**Goal of the exercise**: Which lines below include the string "icons"? Please show each one.

**Provided entries**:
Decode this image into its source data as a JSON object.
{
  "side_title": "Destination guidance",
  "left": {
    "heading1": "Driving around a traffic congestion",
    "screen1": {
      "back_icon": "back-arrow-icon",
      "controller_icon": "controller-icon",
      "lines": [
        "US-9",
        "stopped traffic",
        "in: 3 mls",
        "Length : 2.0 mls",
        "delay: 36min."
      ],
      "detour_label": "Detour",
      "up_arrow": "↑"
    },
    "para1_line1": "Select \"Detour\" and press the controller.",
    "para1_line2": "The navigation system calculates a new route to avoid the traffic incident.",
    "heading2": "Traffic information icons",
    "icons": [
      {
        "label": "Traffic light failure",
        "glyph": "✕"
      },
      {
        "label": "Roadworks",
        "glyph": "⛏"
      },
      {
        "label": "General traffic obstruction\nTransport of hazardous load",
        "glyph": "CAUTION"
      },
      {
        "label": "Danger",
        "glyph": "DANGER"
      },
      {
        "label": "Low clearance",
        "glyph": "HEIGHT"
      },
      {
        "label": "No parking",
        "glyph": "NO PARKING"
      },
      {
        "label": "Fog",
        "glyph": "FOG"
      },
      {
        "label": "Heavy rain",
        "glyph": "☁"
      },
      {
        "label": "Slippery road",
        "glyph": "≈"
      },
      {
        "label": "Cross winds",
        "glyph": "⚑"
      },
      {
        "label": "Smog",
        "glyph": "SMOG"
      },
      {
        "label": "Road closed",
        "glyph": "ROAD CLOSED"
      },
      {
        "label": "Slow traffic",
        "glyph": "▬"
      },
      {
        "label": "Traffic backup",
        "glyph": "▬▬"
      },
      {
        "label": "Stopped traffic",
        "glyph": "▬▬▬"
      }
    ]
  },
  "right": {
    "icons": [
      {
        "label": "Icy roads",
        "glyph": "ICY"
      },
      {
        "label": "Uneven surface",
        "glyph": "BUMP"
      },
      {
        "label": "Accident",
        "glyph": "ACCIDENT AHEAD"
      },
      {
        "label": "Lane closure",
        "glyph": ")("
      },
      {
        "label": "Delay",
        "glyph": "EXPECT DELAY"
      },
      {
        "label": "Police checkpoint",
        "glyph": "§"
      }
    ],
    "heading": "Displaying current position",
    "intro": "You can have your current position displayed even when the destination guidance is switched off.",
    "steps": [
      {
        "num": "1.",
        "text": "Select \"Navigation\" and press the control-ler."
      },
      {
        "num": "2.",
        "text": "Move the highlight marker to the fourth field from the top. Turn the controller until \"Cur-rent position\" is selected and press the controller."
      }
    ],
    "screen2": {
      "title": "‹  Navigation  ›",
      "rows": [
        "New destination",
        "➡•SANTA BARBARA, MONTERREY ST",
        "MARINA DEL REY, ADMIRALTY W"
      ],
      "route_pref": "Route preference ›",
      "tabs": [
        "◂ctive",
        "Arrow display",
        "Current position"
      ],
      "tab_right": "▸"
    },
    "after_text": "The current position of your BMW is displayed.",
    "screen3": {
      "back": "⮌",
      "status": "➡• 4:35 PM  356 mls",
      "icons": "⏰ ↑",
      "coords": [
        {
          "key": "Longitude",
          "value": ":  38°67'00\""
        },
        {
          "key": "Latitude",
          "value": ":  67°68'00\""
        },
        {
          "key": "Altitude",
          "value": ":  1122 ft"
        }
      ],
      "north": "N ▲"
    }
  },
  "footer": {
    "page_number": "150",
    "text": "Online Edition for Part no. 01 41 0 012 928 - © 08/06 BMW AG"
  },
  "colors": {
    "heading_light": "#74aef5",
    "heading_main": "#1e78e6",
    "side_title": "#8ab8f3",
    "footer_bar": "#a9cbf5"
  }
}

**Reply to the task**:
    "heading2": "Traffic information icons",
    "icons": [
    "icons": [
      "icons": "⏰ ↑",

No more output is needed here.